In my last post, I explained why I find the evidence in favor of substance dualism convincing over hylomorphic dualism. Since what I'm about to say is somewhat disconnected from the last post, I felt I should save it for later. Nevertheless, I thought I should say something about the historical narrative often painted around substance dualism when brought up in connection with hylomorphic dualism. Before beginning though, I want to say that I consider hylomorphic dualists more of an ally against materialism than enemies; that I truly sincerely seek the truth here and also seek to be faithful to my Catholic Christian beliefs; and finally that I do not intend for any of my comments to be rude or disrespectful to the people I am disagreeing with, as I take their position seriously and try my best to understand it on its own terms.
Now, basically, you sometimes hear it claimed that substance dualism led to materialism, that substance dualism brought about a metaphysical revolution at the expense of scholasticism, that substance dualism leaves behind the consensus of the greatest philosophers, that substance dualism helped bring about the downfall of western civilization, etc. Usually the trouble is supposed to have started with Descartes' formulation of substance dualism. Now, many philosophers would probably just dismiss these questions as irrelevant, but I honestly take these points a bit more seriously than most, at least to the extent that I take quite seriously the arguments and thoughts of many of the people who were not substance dualists--like Aristotle and Aquinas.
First, how I think we should handle these sorts of claims in general:
-While I'll say some things in defense of Descartes, note that I defined substance dualism quite minimally earlier, as the theory that the soul is an immaterial substance distinct from the body and we are identical to the soul. Hence, it is extremely important to note that not everything which can be ascribed to Cartesian metaphysics can thereby be ascribed to substance dualism.
-We have to be careful to avoid slippery slope fallacies, of the form "This belief had or has such and such undesirable effects, therefore it's false."
-When writing our narratives, we should be careful about painting too broad a picture or making very tenuous connections between ideas or figures and historical facts.
-The best narrative will be good history, and when it comes to the history of philosophy that is best accomplished by looking at the ideas the philosophers actually held.
-When seeking the truth we should focus primarily on arguments, not persons or narratives.
Second, what I think is correct in these sorts of claims:
-Many people who were greatly influenced by Descartes abandoned scholastic metaphysics for no good reason whatsoever.
-After Descartes scholastic philosophy did not have a very large role in early modern philosophy.
-Cartesian metaphysics is different in important ways from many of the preceding metaphysical systems.
-Belief in substance dualism does in fact have certain ethical implications, though I don't think they are as radical as some people make them out to be.
Third, where I think these sorts of claims are wrong:
-Substance dualism in no way entails materialism. It is a theory of how the mind is not material.

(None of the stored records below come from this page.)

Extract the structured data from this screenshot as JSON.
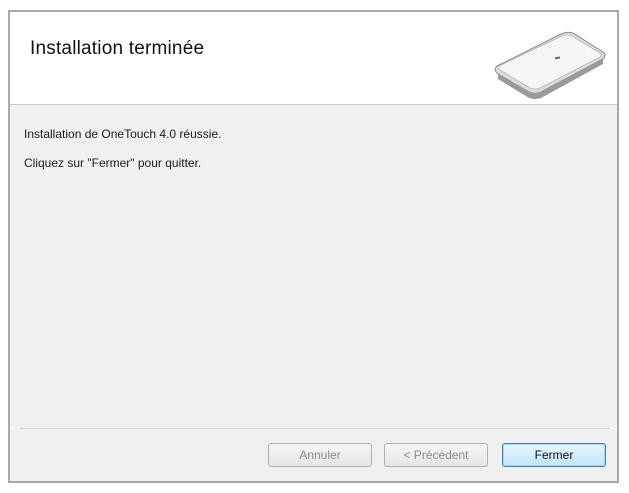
{
  "header": {
    "title": "Installation terminée",
    "graphic_icon": "scanner-icon"
  },
  "content": {
    "line1": "Installation de OneTouch 4.0 réussie.",
    "line2": "Cliquez sur \"Fermer\" pour quitter."
  },
  "footer": {
    "cancel_label": "Annuler",
    "previous_label": "< Précédent",
    "close_label": "Fermer"
  },
  "colors": {
    "content_bg": "#f0f0f0",
    "default_button_border": "#3c7fb1",
    "disabled_text": "#8c8c8c"
  }
}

Now if you say that the idea of materialism could not have developed were it not for substance dualism, I reply that first, Leucippus and Democritus existed before Descartes, and second, materialism could not have developed were it not for many things, including the belief in matter, yet this does not impugn in any way our belief in matter.
-Substance dualism is not based on such radically different metaphysical grounds that things which are intelligible to hylomorphic dualists are simply inaccessible to substance dualists. I, as a substance dualist, admit all the famous scholastic distinctions and at least think I understand most of them. That includes the four causes, the distinction between essence and existence, matter and form, substance and accident, act and potency, nature and suppositum, etc.
-Descartes was not such a novel break from the past. There have been many great philosophers throughout history prior to Descartes who have held substance dualist views. Think, for instance, of Plato, Plotinus, and St. Augustine, as well as Avicenna with his Floating Man argument.
-Descartes' substance dualism was not such a radical break from scholasticism. Though Aquinas almost certainly was the exemplar of hylomorphic dualism as I've defined it, scholasticism does not equal Aquinas (even if he was certainly one of the greatest scholastics). In Ockham for instance we see the body as being able to exist apart from the soul, at least if God wills it. In Buridan the soul is viewed more like a force pervading the whole body. Later in Suarez the soul and the body are each conceived as separable substances, albeit "incomplete" ones when taken alone. So in fact the path from them to Descartes is rather continuous, and we can see this insofar as Descartes continues to use scholastic terminology and makes use of the distinctions he received from Suarez. Again, all these people accepted the broadly Aristotelian metaphysical framework of scholasticism, and yet they were not all hylomorphic dualists as I've defined it above. So I think one can remain broadly scholastic without being a hylomorphic dualist (I'll say more about this last point--on the consistency of my generally scholastic views--in a later post).
-As regards the downfall of western civilization, Descartes was a devout and orthodox Catholic, and probably even converted the Queen of Sweden. So it is likely he did not do this terrible thing. More importantly though, as of now I have found nothing in substance dualism as I've defined it which is repugnant to the Catholic faith or heretical or implies something heretical, so this charge is simply unfounded.